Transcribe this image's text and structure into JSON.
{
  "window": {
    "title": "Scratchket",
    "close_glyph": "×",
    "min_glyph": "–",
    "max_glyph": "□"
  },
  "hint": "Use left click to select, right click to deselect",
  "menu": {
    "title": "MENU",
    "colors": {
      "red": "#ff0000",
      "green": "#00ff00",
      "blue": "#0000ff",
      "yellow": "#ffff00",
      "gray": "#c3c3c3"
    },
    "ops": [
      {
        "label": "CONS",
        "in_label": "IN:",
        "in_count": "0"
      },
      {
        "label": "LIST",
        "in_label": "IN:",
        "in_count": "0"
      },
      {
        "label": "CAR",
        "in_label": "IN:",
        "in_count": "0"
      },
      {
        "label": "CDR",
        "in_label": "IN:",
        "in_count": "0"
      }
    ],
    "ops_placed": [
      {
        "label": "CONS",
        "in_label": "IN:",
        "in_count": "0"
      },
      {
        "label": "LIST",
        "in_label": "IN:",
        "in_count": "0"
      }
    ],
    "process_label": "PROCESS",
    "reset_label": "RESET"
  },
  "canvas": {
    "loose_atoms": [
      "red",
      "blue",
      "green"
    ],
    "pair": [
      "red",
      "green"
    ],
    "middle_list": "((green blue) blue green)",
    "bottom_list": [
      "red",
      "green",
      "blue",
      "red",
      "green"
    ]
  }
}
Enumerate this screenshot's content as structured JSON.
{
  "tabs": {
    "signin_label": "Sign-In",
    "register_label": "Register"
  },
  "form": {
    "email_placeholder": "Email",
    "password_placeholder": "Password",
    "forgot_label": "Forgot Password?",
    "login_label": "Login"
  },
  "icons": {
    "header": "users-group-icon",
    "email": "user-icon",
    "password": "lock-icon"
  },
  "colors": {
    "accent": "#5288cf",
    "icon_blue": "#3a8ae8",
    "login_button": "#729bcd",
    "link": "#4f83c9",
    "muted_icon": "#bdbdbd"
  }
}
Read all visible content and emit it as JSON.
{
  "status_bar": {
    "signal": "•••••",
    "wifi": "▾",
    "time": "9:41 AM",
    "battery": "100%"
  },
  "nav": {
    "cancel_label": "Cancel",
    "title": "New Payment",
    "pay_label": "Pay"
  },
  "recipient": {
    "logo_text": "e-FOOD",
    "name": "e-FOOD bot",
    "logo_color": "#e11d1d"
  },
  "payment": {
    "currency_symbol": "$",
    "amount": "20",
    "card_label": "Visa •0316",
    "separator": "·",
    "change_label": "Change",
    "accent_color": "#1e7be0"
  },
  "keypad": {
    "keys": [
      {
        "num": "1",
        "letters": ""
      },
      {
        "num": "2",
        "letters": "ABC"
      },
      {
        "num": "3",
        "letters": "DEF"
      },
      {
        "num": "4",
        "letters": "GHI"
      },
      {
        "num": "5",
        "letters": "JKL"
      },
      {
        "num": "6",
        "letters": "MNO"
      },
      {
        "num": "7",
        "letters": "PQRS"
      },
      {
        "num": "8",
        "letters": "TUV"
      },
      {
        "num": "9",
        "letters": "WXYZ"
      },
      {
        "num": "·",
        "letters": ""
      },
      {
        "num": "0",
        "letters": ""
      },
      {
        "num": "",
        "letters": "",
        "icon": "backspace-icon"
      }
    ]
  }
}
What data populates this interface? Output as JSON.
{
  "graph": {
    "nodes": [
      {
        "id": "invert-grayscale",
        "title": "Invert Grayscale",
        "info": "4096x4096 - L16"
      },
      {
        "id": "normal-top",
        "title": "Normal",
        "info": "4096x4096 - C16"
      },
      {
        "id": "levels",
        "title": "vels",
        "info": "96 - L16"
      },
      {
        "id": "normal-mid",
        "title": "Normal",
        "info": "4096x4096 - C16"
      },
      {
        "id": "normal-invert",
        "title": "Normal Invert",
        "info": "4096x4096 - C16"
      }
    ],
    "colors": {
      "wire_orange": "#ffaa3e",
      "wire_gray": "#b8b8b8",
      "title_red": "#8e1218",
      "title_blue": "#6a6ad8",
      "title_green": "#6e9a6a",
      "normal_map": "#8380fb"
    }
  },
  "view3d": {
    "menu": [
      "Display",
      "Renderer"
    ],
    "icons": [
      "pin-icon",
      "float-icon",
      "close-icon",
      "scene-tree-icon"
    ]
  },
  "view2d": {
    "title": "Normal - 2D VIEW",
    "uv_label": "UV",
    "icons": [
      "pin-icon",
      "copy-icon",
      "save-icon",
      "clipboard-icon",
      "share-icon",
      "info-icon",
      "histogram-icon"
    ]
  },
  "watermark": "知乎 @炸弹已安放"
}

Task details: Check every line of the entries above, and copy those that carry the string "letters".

Expected answer:
        "letters": ""
        "letters": "ABC"
        "letters": "DEF"
        "letters": "GHI"
        "letters": "JKL"
        "letters": "MNO"
        "letters": "PQRS"
        "letters": "TUV"
        "letters": "WXYZ"
        "letters": ""
        "letters": ""
        "letters": "",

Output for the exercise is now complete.